-- George Carlin
Minimalist
 
Posts: 15426
Joined: Mon Sep 26, 2005 1:09 pm
Location: Arizona

Postby Ishtar » Mon Jun 09, 2008 5:50 am

Minimalist wrote:
Ish I took time out to watch a movie last night. I'll get back to it tonight...now that the Tudors is over. Yes...Anne Boleyn's head went rolling down the yellow brick road at the end of Season II.


How we never tire of that! :?
Ishtar
 
Posts: 2631
Joined: Tue Apr 24, 2007 1:41 am
Location: UK

Postby Minimalist » Mon Jun 09, 2008 8:27 am

As promised, I did get back into it and noted the similarity between Z-ism and Egyptian religion in the "weighing of the soul" concept.

The Egyptians believed in the idea that the heart was weighed and if too heavy a big crocodile came and devoured the unlucky sinner. Z-ism has an idea of weighing the soul and, if it fails, some ugly old hag drags the sinner down to hell. As she gives Zoroaster credit for inventing hell that seems to be a later addition to an old idea.

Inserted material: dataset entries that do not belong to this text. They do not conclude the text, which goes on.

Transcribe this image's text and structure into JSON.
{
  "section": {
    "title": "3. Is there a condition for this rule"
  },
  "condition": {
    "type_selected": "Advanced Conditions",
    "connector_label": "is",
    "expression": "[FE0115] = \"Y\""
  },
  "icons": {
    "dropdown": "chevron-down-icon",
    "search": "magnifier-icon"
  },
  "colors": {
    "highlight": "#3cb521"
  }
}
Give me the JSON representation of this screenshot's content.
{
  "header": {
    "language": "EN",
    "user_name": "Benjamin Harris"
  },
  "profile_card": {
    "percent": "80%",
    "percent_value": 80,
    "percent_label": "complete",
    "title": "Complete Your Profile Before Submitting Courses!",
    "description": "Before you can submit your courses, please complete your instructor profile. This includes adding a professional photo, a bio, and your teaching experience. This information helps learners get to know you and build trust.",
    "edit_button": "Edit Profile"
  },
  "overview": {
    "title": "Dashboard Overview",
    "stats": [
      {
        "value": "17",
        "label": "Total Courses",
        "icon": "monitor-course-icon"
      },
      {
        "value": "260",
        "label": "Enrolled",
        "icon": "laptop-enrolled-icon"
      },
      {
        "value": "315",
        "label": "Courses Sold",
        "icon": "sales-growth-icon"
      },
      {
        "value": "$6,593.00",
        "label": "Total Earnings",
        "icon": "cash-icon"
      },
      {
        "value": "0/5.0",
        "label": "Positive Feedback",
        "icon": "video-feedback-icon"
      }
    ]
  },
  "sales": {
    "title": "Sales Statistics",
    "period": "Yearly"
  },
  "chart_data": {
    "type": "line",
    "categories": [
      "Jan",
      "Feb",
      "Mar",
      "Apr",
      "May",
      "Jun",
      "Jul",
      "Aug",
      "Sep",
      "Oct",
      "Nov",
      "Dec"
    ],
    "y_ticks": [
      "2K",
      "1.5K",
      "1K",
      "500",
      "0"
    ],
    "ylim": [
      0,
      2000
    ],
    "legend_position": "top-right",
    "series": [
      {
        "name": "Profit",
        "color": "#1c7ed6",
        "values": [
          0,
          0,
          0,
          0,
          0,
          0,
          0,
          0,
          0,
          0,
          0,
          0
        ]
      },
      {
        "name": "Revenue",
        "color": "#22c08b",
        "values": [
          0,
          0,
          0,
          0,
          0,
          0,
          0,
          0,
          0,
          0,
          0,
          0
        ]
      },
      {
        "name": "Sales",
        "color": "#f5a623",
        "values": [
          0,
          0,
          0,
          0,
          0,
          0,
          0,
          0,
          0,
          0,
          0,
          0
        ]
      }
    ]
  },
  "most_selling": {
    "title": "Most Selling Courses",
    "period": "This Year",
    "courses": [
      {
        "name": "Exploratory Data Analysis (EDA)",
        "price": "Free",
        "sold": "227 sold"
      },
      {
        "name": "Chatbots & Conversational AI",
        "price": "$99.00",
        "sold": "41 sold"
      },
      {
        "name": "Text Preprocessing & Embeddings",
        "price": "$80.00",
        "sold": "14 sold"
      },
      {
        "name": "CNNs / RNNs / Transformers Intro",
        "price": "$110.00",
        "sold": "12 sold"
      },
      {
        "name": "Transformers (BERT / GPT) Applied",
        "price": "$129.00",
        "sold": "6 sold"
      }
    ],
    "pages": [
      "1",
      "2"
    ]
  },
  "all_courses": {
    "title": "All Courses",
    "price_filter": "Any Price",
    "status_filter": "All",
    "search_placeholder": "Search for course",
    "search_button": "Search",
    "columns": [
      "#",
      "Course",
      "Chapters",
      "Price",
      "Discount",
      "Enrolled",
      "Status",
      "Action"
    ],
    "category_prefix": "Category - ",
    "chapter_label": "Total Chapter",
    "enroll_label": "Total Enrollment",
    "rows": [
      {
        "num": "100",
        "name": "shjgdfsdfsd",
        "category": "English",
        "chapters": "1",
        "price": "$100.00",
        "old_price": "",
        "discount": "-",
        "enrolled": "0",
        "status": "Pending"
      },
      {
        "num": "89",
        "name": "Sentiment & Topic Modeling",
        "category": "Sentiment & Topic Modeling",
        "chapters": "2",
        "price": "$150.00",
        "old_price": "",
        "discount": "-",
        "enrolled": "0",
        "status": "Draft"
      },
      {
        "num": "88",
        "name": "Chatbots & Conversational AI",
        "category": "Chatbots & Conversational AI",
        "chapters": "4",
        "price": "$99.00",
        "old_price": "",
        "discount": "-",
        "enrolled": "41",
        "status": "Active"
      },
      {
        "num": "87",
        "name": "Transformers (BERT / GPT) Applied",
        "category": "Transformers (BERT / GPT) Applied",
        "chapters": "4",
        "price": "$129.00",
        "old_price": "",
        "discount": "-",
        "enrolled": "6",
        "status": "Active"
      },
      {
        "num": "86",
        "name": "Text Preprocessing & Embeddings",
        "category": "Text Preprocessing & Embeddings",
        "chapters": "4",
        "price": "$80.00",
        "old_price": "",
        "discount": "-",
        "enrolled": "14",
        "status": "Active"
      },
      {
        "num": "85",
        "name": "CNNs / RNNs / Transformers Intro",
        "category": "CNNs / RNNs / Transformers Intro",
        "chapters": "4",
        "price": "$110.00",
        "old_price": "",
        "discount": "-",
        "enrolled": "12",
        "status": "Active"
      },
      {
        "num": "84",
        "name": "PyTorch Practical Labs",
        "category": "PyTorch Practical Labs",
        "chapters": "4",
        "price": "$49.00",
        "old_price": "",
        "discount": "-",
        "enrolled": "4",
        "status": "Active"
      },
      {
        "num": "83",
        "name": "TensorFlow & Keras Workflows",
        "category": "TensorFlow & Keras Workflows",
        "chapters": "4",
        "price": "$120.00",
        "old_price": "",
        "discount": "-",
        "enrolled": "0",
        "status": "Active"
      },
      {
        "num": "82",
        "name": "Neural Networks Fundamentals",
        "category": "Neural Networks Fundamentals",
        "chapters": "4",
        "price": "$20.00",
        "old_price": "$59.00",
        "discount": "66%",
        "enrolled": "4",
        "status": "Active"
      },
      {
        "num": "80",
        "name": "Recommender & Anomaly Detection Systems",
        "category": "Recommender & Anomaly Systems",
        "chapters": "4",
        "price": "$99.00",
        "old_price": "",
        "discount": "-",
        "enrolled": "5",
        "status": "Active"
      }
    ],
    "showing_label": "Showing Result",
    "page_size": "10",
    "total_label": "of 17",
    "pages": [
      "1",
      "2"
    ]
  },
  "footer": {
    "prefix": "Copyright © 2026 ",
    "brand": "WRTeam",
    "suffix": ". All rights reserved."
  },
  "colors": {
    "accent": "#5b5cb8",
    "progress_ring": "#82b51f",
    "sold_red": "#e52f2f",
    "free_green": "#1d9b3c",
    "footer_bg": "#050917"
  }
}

One bone that I do have to pick with Boyce is her crediting Z-ism with being the first to teach the "doctrines of an individual judgment, Heaven and Hell, the future resurrection of the body...." Heaven and Hell maybe but the other two ideas show up in the pyramid texts which were carved into the walls of the 5th Dynasty pharaoh Unas' tomb . Allowing for the 1500 BC date for Zoroaster, that still means these ideas were 8-10 centuries old and we know that there was trade between the region and Egypt because there is Afghan lapis lazuli in Egyptian tombs. Ideas travel in both directions along a trade route.
Something is wrong here. War, disease, death, destruction, hunger, filth, poverty, torture, crime, corruption, and the Ice Capades. Something is definitely wrong. This is not good work. If this is the best God can do, I am not impressed.

-- George Carlin
Minimalist
 
Posts: 15426
Joined: Mon Sep 26, 2005 1:09 pm
Location: Arizona

Postby Ishtar » Mon Jun 09, 2008 12:34 pm

From Online Etymological Dictionary:


hell
O.E. hel, helle "nether world, abode of the dead, infernal regions," from P.Gmc. *khaljo (cf. O.Fris. helle, O.N. hel, Ger. Hölle, Goth. halja "hell") "the underworld," lit. "concealed place," from PIE *kel- "to cover, conceal, save" (see cell). The Eng. word may be in part from O.N. Hel (from P.Gmc. *khalija "one who covers up or hides something"), in Norse mythology Loki's daughter, who rules over the evil dead in Niflheim, the lowest of all worlds (nifl "mist"), a death aspect of the three-fold goddess. Transfer of a pagan concept and word to a Christian idiom, used in the K.J.V. for O.T. Heb. Sheol, N.T. Gk. Hades, Gehenna.


Interesting that the queen of the Norse underworld was named Hel.
Ishtar
 
Posts: 2631
Joined: Tue Apr 24, 2007 1:41 am
Location: UK

Postby Minimalist » Mon Jun 09, 2008 4:36 pm

Probably where they got the name from....along with the christmas tree.
Something is wrong here. War, disease, death, destruction, hunger, filth, poverty, torture, crime, corruption, and the Ice Capades. Something is definitely wrong. This is not good work. If this is the best God can do, I am not impressed.

-- George Carlin
Minimalist
 
Posts: 15426
Joined: Mon Sep 26, 2005 1:09 pm
Location: Arizona

Postby Ishtar » Mon Jun 09, 2008 10:26 pm

Min, what does Mary Boyce think about the Vendidad, it's age and so on?
Ishtar
 
Posts: 2631
Joined: Tue Apr 24, 2007 1:41 am
Location: UK

PreviousNext

Return to Mythology, Ritualisms, Traditions and Folklore

Who is online

Users browsing this forum: No registered users and 1 guest

cron